Jill Morton's recently released eBook Color Voodoo for Your Closet is her view on choosing colors for your wardrobe. Unlike most of the books on this subject Jill doesn't place as much focus on identifying the color palette that looks best on you but rather on choosing colors that communicate a desired message.
The book has general information on the meaning of color and if you are not familiar with the factors that influence color communication you may find the overview on culture, nationality, climate, age and gender interesting and informative. The same is true of the psychological symbolism section where Jill gives information for the eight basic colors plus black, white and gray.
Helpful tips on selecting colors for specific occasions such as a job interview, television appearance, and night out; attending a funeral, making an appearance in court or breaking up with someone are included but there are no practical strategies given for wardrobe planning.

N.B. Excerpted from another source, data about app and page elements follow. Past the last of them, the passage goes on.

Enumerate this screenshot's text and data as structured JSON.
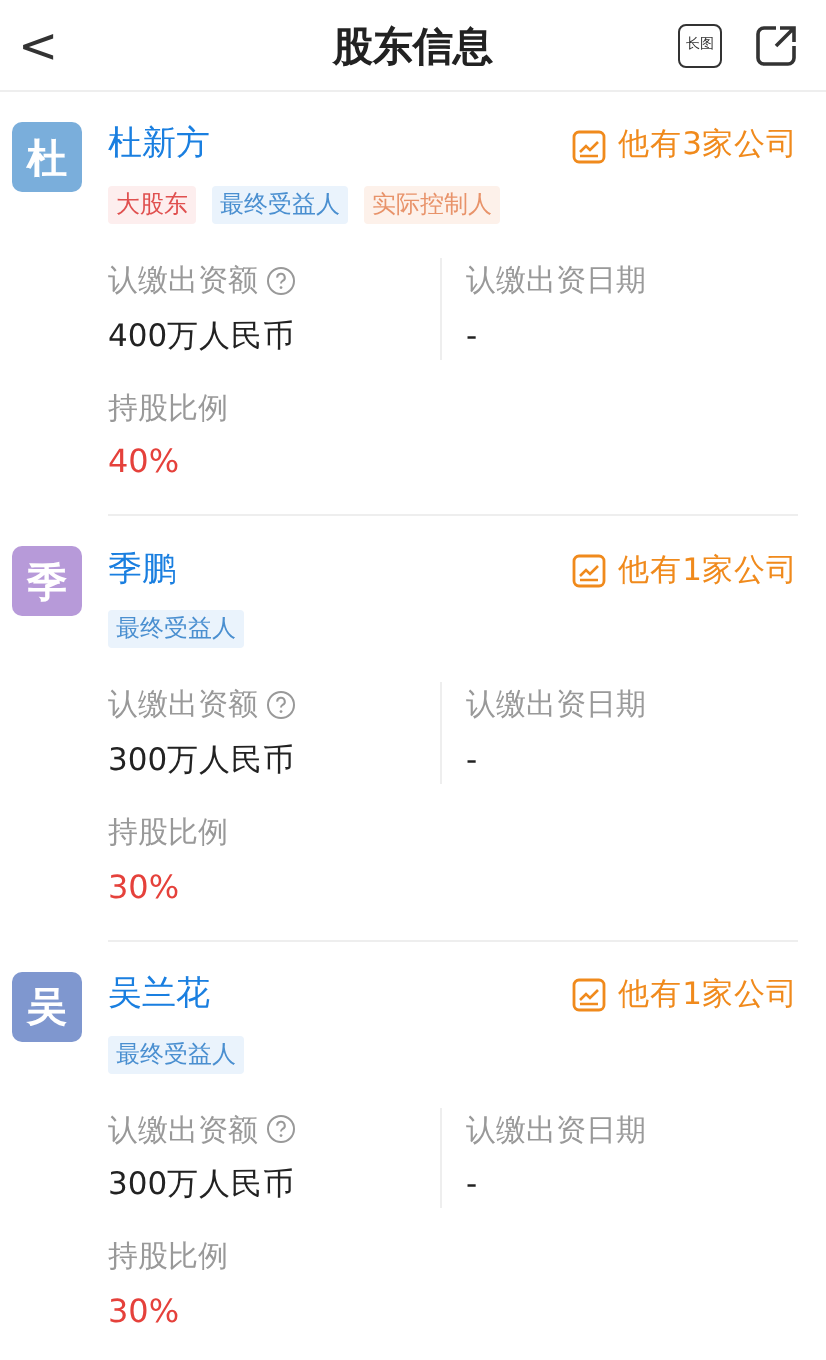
{
  "header": {
    "back": "<",
    "title": "股东信息",
    "long_image": "长图"
  },
  "shareholders": [
    {
      "avatar": "杜",
      "color": "#7aaedb",
      "name": "杜新方",
      "companies": "他有3家公司",
      "tags": [
        {
          "label": "大股东",
          "kind": "major"
        },
        {
          "label": "最终受益人",
          "kind": "beneficiary"
        },
        {
          "label": "实际控制人",
          "kind": "controller"
        }
      ],
      "amount_label": "认缴出资额",
      "amount": "400万人民币",
      "date_label": "认缴出资日期",
      "date": "-",
      "ratio_label": "持股比例",
      "ratio": "40%"
    },
    {
      "avatar": "季",
      "color": "#b79ad9",
      "name": "季鹏",
      "companies": "他有1家公司",
      "tags": [
        {
          "label": "最终受益人",
          "kind": "beneficiary"
        }
      ],
      "amount_label": "认缴出资额",
      "amount": "300万人民币",
      "date_label": "认缴出资日期",
      "date": "-",
      "ratio_label": "持股比例",
      "ratio": "30%"
    },
    {
      "avatar": "吴",
      "color": "#7f97cf",
      "name": "吴兰花",
      "companies": "他有1家公司",
      "tags": [
        {
          "label": "最终受益人",
          "kind": "beneficiary"
        }
      ],
      "amount_label": "认缴出资额",
      "amount": "300万人民币",
      "date_label": "认缴出资日期",
      "date": "-",
      "ratio_label": "持股比例",
      "ratio": "30%"
    }
  ]
}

Jill shares studies illustrating the importance of giving thought to the colors you wear and while I agree with this basic premise some of the examples and the language she uses to support her points throughout the book seemed out of place in the context of a book about personal appearance.
The terms "dopey", "dweeby", "nauseating", "blah", and phrases such as "purple is used for radiation hazards", "makes them look as if they've given a pint of blood" or "evoke associations with alien beings,…slime, and sleazy motel carpets" are not words or phrases typically used in a fashion oriented book.
While Jill has an understanding of color and I appreciate that she has approached this subject slightly differently than other books on the market the overall message and cartoonish illustrations fall short. If you are looking for fashion color information there are several books that I have reviewed that deliver better advice, are beautifully illustrated, and cost less money.
Illustration from Color Matters website